Paul Thurrott has the buzz on the underlying schedule and the magnitude of the slip:
“My sources now tell me that the company plans to ship Windows Vista to manufacturing on or before October 25, 2006, approximately two months later than the previous shipment schedule. And the next major Windows Vista milestone, the Beta 2 release has been delayed from April to late May 2006.”
Microsoft’s Don Dodge reports that, “The new version of Office, Outlook and Sharepoint are still on target for later this year.” Microsoft’s Ward Ralston says Longhorn Server hasn’t been delayed either.
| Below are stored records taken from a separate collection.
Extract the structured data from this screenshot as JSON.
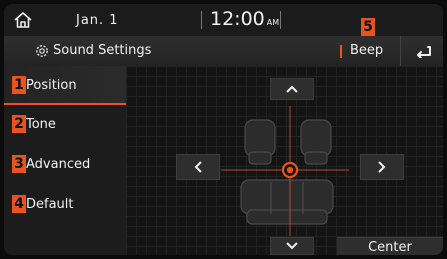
{
  "status_bar": {
    "date": "Jan.  1",
    "time": "12:00",
    "ampm": "AM"
  },
  "header": {
    "title": "Sound Settings",
    "beep_label": "Beep"
  },
  "sidebar": {
    "items": [
      {
        "label": "Position",
        "badge": "1",
        "active": true
      },
      {
        "label": "Tone",
        "badge": "2",
        "active": false
      },
      {
        "label": "Advanced",
        "badge": "3",
        "active": false
      },
      {
        "label": "Default",
        "badge": "4",
        "active": false
      }
    ]
  },
  "callouts": {
    "beep_badge": "5"
  },
  "position_panel": {
    "center_label": "Center"
  },
  "colors": {
    "accent": "#e8541d",
    "background": "#161616"
  },
  "icons": [
    "home-icon",
    "gear-icon",
    "back-arrow-icon",
    "chevron-up-icon",
    "chevron-down-icon",
    "chevron-left-icon",
    "chevron-right-icon",
    "balance-point-icon"
  ]
}
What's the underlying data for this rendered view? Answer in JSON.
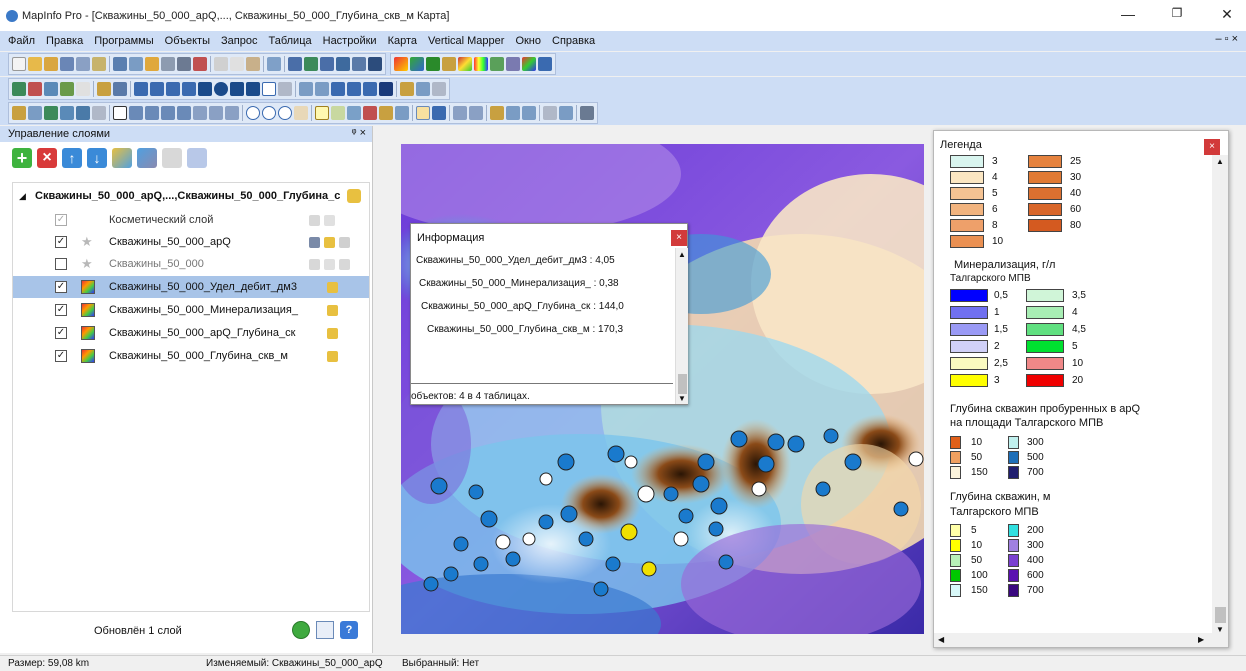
{
  "window": {
    "title": "MapInfo Pro - [Скважины_50_000_apQ,..., Скважины_50_000_Глубина_скв_м Карта]"
  },
  "menu": [
    "Файл",
    "Правка",
    "Программы",
    "Объекты",
    "Запрос",
    "Таблица",
    "Настройки",
    "Карта",
    "Vertical Mapper",
    "Окно",
    "Справка"
  ],
  "layer_panel": {
    "title": "Управление слоями",
    "map_group": "Скважины_50_000_apQ,...,Скважины_50_000_Глубина_с",
    "layers": [
      {
        "name": "Косметический слой",
        "checked": true,
        "enabled": false,
        "icon": "none"
      },
      {
        "name": "Скважины_50_000_apQ",
        "checked": true,
        "enabled": true,
        "icon": "star"
      },
      {
        "name": "Скважины_50_000",
        "checked": false,
        "enabled": false,
        "icon": "star"
      },
      {
        "name": "Скважины_50_000_Удел_дебит_дм3",
        "checked": true,
        "enabled": true,
        "icon": "grid",
        "selected": true
      },
      {
        "name": "Скважины_50_000_Минерализация_",
        "checked": true,
        "enabled": true,
        "icon": "grid"
      },
      {
        "name": "Скважины_50_000_apQ_Глубина_ск",
        "checked": true,
        "enabled": true,
        "icon": "grid"
      },
      {
        "name": "Скважины_50_000_Глубина_скв_м",
        "checked": true,
        "enabled": true,
        "icon": "grid"
      }
    ],
    "footer": "Обновлён 1 слой"
  },
  "info_window": {
    "title": "Информация",
    "lines": [
      "Скважины_50_000_Удел_дебит_дм3 : 4,05",
      "Скважины_50_000_Минерализация_ : 0,38",
      "Скважины_50_000_apQ_Глубина_ск : 144,0",
      "Скважины_50_000_Глубина_скв_м : 170,3"
    ],
    "footer": "объектов: 4 в 4 таблицах."
  },
  "legend": {
    "title": "Легенда",
    "yield_left": [
      {
        "label": "3",
        "color": "#d9f5ef"
      },
      {
        "label": "4",
        "color": "#fbe6c2"
      },
      {
        "label": "5",
        "color": "#f5c393"
      },
      {
        "label": "6",
        "color": "#f2b47f"
      },
      {
        "label": "8",
        "color": "#eea06a"
      },
      {
        "label": "10",
        "color": "#ea9052"
      }
    ],
    "yield_right": [
      {
        "label": "25",
        "color": "#e5823e"
      },
      {
        "label": "30",
        "color": "#e07a34"
      },
      {
        "label": "40",
        "color": "#dc7030"
      },
      {
        "label": "60",
        "color": "#d8662a"
      },
      {
        "label": "80",
        "color": "#d45a20"
      }
    ],
    "mineral_title": "Минерализация, г/л",
    "mineral_subtitle": "Талгарского МПВ",
    "mineral_left": [
      {
        "label": "0,5",
        "color": "#0000ff"
      },
      {
        "label": "1",
        "color": "#7070f0"
      },
      {
        "label": "1,5",
        "color": "#9a9af5"
      },
      {
        "label": "2",
        "color": "#d0d0f8"
      },
      {
        "label": "2,5",
        "color": "#fafac0"
      },
      {
        "label": "3",
        "color": "#ffff00"
      }
    ],
    "mineral_right": [
      {
        "label": "3,5",
        "color": "#d0f5d8"
      },
      {
        "label": "4",
        "color": "#a8eeb4"
      },
      {
        "label": "4,5",
        "color": "#60e080"
      },
      {
        "label": "5",
        "color": "#00e030"
      },
      {
        "label": "10",
        "color": "#f08888"
      },
      {
        "label": "20",
        "color": "#f00000"
      }
    ],
    "apq_title_1": "Глубина скважин пробуренных в apQ",
    "apq_title_2": "на площади Талгарского МПВ",
    "apq_left": [
      {
        "label": "10",
        "color": "#e0601a"
      },
      {
        "label": "50",
        "color": "#f0a060"
      },
      {
        "label": "150",
        "color": "#fcf4dc"
      }
    ],
    "apq_right": [
      {
        "label": "300",
        "color": "#c0f0ee"
      },
      {
        "label": "500",
        "color": "#1f6fb8"
      },
      {
        "label": "700",
        "color": "#201e6e"
      }
    ],
    "depth_title_1": "Глубина скважин, м",
    "depth_title_2": "Талгарского МПВ",
    "depth_left": [
      {
        "label": "5",
        "color": "#ffffa8"
      },
      {
        "label": "10",
        "color": "#ffff00"
      },
      {
        "label": "50",
        "color": "#b8f0b8"
      },
      {
        "label": "100",
        "color": "#00c800"
      },
      {
        "label": "150",
        "color": "#d8f8f8"
      }
    ],
    "depth_right": [
      {
        "label": "200",
        "color": "#30e0e0"
      },
      {
        "label": "300",
        "color": "#a080e0"
      },
      {
        "label": "400",
        "color": "#7a40d0"
      },
      {
        "label": "600",
        "color": "#5a10b0"
      },
      {
        "label": "700",
        "color": "#3a0880"
      }
    ]
  },
  "status": {
    "size": "Размер: 59,08 km",
    "editable": "Изменяемый: Скважины_50_000_apQ",
    "selected": "Выбранный: Нет"
  },
  "colors": {
    "menubar": "#cdddf5",
    "selection": "#a8c4e8",
    "close_red": "#d23a3a"
  }
}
At Mini-Microsoft, the gadfly anonymous Microsoft blogger says, “Vista 2007. Fire the leadership now!” Speaking of which, Margaret Kane at CNET has a report that Steven Sinofsky, Microsoft’s Senior Vice President of Office, is being brought in to get Vista out the door. (More on Sinofsky at the Wall Street Journal.)
But when all the wailing and gnashing of teeth is done, what’s the effect on the bottom line? Regardless of the Vista date, some Microsoft operating system will go out on almost all new PCs. Despite all the hype, Vista only makes a difference to the extent it impedes or accelerates PC sales. Before this news, it looked like PC sales growth was slowing this year. With this delay, there’s likely to be a significant slowdown in the usually big 4th quarter:
“The Christmas season will be slow,” says analyst David Smith, of market researcher Gartner Inc. “They’re talking a delay of weeks, but, by my estimates, it’s 8 to 10 weeks, and they’re the most important 8 to 10 weeks of the year for retail.”
Already, before the announcement, Gartner had predicted a slowdown in PC sales this year, with growth of 10.7%, compared with 15.5% last year.
That’s really bad news for the hardware manufacturers (and retailers) and isn’t great for Microsoft either as overnight stock trading indicated (,). Is it bad enough that 2006 PC sales might actually decrease? I won’t hazard a guess, but as I mentioned yesterday, the OEMs and Microsoft need to get the marketers on the case to salvage what they can. Finally, looking to the long term, I doubt that this makes any real difference to the Microsoft client operating system franchise.